the dramatic increase of elderly and economic recession, the situation of Infrastructures for elderly is still rigorous. For example, the Number of hospital beds in the Netherlands is below EU average, it was 438 hospital beds per 10,000 inhabitants. . (Harbers, 2008) This number is continuing decreasing in recent years.
On the other hand, the baby boomers become more major group of elderly gradually, they are healthier and wealthier than former generations, and they need higher service quality. However, consequently there is still some space for Dutch elderly housing care; for example, like Mr. Martin Smalbrugge said that there has to be more staff and he think it would be a good idea to take more care at people at their own houses. People are happier in their own houses, get their own attention.
Not only the Netherlands are facing the challenges of an aging society, but also almost advanced industry countries even some developing countries ,like China have the same problem. The efforts of the Netherlands is not enough to solve this global issue. This problem needs international cooperation, and international cooperate is a good platform for countries to share and study their experience about elderly care system each other. In order to give better life for elderly now and also for ourselves life in the future , we still need to do more!
College, D. V. (2003). Care Work with Older People. Older People in The Netherlands,1,3, 4 5.Ritrived from http://hesotenet.edu.hel.fi/english/etm2/Carework%20with%20older%20people/Netherlands_Elders.pdf
Elderly. (n.d.). Retrieved Feburary 23, 2012, from the Netherlands institute for social research: http://www.scp.nl/english/Topics/A_E/Elderly
Harbers, M. (2008). Dare to Compare! Houten: The National Institute for
Public Health and the Environment.
Harmsen, J. G. (12. July 2011). Elderly people live independently to increasingly older ages.
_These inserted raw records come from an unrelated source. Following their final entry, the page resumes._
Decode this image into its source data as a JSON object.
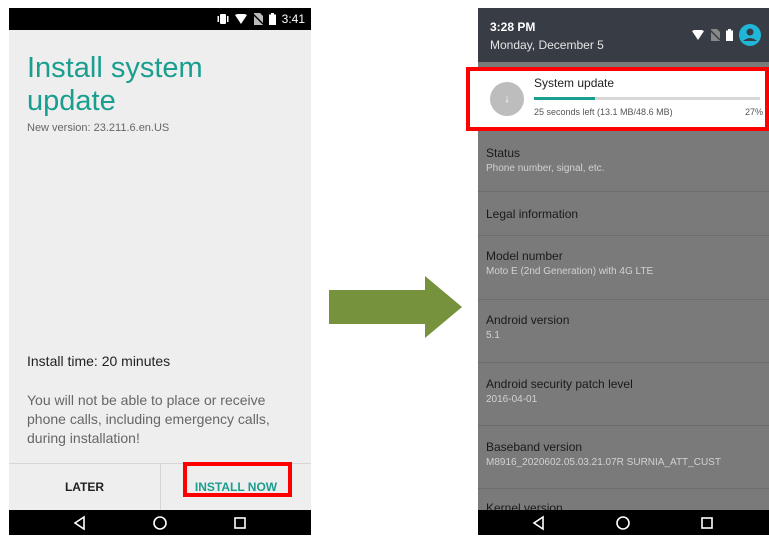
{
  "left": {
    "status_time": "3:41",
    "title": "Install system update",
    "version": "New version: 23.211.6.en.US",
    "install_time": "Install time: 20 minutes",
    "warning": "You will not be able to place or receive phone calls, including emergency calls, during installation!",
    "later_label": "LATER",
    "install_now_label": "INSTALL NOW"
  },
  "right": {
    "time": "3:28 PM",
    "date": "Monday, December 5",
    "notification": {
      "title": "System update",
      "detail": "25 seconds left (13.1 MB/48.6 MB)",
      "percent_label": "27%",
      "progress": 0.27
    },
    "items": [
      {
        "title": "Status",
        "subtitle": "Phone number, signal, etc."
      },
      {
        "title": "Legal information",
        "subtitle": ""
      },
      {
        "title": "Model number",
        "subtitle": "Moto E (2nd Generation) with 4G LTE"
      },
      {
        "title": "Android version",
        "subtitle": "5.1"
      },
      {
        "title": "Android security patch level",
        "subtitle": "2016-04-01"
      },
      {
        "title": "Baseband version",
        "subtitle": "M8916_2020602.05.03.21.07R SURNIA_ATT_CUST"
      },
      {
        "title": "Kernel version",
        "subtitle": ""
      }
    ]
  },
  "colors": {
    "accent": "#1a9e8f",
    "highlight": "#ff0000",
    "arrow": "#76923c"
  },
  "icons": [
    "vibrate-icon",
    "wifi-icon",
    "no-sim-icon",
    "battery-icon",
    "account-icon",
    "back-icon",
    "home-icon",
    "recents-icon",
    "download-icon",
    "right-arrow"
  ]
}
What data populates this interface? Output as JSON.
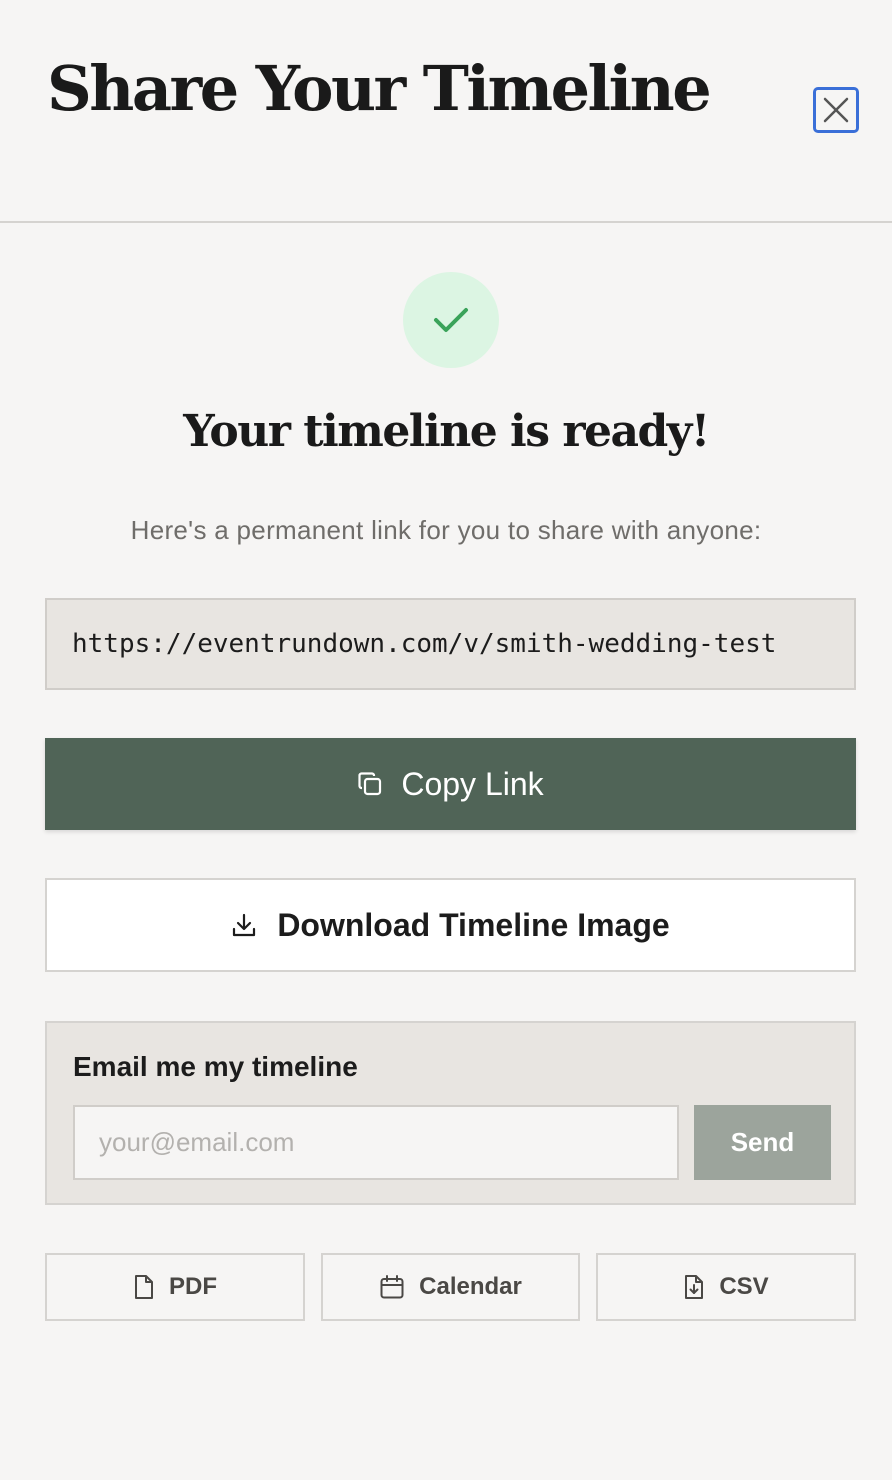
{
  "header": {
    "title": "Share Your Timeline",
    "close_icon": "close-icon"
  },
  "status": {
    "icon": "check-icon",
    "heading": "Your timeline is ready!",
    "subtitle": "Here's a permanent link for you to share with anyone:"
  },
  "share_link": {
    "url": "https://eventrundown.com/v/smith-wedding-test"
  },
  "actions": {
    "copy_label": "Copy Link",
    "copy_icon": "copy-icon",
    "download_label": "Download Timeline Image",
    "download_icon": "download-icon"
  },
  "email": {
    "label": "Email me my timeline",
    "placeholder": "your@email.com",
    "value": "",
    "send_label": "Send"
  },
  "exports": [
    {
      "label": "PDF",
      "icon": "file-icon"
    },
    {
      "label": "Calendar",
      "icon": "calendar-icon"
    },
    {
      "label": "CSV",
      "icon": "file-download-icon"
    }
  ],
  "colors": {
    "background": "#f6f5f4",
    "primary_button": "#506457",
    "success_bg": "#dcf5e3",
    "success_check": "#3aa35a",
    "focus_ring": "#3a6fd8",
    "send_disabled": "#9ca49c"
  }
}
Retrieved feburary 23, 2012 from Satistics Netherlands: http://www.cbs.nl/en-GB/menu/themas/bevolking/publicaties/artikelen/archief/2011/2011-3434-wm.htm
Knipscheer, G. V.-J. (2004). National Background Report. Hamburg.
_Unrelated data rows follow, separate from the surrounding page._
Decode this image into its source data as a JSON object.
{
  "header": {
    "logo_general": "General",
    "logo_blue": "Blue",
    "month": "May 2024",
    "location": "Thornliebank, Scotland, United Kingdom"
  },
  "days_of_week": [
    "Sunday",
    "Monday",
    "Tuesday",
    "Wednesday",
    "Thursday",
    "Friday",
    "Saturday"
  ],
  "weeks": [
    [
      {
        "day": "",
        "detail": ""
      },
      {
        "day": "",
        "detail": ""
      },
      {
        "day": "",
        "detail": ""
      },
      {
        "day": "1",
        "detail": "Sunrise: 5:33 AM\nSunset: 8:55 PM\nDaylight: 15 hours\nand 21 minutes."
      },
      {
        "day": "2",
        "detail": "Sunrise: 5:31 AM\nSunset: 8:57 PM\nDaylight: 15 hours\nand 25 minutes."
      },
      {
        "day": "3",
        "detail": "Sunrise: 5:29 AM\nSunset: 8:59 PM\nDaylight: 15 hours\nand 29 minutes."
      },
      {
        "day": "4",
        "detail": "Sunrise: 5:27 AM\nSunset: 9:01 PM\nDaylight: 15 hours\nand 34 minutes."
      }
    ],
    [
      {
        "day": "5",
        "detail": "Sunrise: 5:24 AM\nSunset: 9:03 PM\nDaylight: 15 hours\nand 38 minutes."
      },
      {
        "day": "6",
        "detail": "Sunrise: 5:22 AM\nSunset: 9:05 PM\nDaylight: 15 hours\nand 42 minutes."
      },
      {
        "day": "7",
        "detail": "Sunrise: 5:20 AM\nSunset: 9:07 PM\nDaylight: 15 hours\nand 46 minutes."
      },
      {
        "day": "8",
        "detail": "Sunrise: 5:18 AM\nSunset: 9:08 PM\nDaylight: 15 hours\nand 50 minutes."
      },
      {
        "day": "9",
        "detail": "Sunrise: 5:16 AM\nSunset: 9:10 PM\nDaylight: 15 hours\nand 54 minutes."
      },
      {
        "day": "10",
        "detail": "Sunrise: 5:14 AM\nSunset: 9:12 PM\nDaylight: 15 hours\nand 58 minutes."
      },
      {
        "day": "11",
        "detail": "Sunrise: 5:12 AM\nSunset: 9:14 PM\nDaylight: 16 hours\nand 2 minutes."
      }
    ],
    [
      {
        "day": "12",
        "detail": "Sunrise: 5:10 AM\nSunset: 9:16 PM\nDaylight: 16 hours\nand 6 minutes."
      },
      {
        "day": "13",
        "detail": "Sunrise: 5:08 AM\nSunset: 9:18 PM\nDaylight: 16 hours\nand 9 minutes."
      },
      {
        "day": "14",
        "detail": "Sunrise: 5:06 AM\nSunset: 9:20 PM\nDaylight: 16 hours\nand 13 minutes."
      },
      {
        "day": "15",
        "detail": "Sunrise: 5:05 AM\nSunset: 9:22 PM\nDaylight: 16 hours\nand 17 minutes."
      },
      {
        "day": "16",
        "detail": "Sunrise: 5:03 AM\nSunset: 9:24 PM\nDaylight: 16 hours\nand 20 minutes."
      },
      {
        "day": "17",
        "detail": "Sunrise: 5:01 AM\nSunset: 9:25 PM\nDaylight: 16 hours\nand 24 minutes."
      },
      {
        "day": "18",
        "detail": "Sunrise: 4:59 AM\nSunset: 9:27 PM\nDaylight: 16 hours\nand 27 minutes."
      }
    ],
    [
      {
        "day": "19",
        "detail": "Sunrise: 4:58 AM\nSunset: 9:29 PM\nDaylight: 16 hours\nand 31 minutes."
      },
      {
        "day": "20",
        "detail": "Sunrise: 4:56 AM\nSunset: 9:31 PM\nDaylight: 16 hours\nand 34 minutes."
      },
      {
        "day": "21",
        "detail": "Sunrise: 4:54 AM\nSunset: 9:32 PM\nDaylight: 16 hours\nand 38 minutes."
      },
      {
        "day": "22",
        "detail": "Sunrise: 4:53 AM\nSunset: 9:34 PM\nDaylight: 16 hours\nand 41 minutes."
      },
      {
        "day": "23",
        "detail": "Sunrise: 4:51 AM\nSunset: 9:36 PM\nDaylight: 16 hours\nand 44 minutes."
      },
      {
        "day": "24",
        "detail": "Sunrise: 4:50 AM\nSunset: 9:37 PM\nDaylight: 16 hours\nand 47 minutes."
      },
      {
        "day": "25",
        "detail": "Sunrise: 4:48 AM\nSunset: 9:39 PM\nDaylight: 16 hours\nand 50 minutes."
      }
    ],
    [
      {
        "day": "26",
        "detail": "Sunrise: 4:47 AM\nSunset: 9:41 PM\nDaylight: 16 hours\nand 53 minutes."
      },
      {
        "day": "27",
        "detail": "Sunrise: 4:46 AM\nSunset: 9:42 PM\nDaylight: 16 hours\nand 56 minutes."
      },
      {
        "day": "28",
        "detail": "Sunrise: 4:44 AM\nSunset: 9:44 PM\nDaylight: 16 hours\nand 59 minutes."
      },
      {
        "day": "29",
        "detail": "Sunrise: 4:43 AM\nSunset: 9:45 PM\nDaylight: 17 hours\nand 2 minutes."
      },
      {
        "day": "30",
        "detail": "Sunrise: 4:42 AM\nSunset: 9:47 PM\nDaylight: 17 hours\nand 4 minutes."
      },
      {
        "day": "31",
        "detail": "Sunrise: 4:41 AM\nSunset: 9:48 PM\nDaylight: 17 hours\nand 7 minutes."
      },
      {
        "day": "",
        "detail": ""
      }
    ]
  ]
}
Senior citizens. (2011, November 15). Retrieved March 13, 2012, from Government of Netherlands: http://www.government.nl/issues/health-issues/senior-citizens
Sittig, H. (8. feburary 2012). “I won’t put my dad in a nursing home”. Retrieved feburary 23, 2012 from radio Netherlands worldwide: http://www.rnw.nl/english/article/i-wont-put-my-dad-a-nursing-home
STEVERINK, N. (2001). Ageing and Society 21. the United Kingdom: Cambridge University Press.
The National Care for the Elderly Programme. (n.d.). Retrieved March 23, 2012, from national programm ounderenzorg: http://www.nationaalprogrammaouderenzorg.nl/english/the-national-care-for-the-elderly-programme/
Zwijnenburg, W. (n.d.). The Netherlands: Government withdrawal from long-term care. Retrieved April 12, 2012, from The MUHC ISAI’s Health Innovation Forum: http://www.healthinnovationforum.org/2009/nov/01/netherlands-government-withdrawal-long-term-care/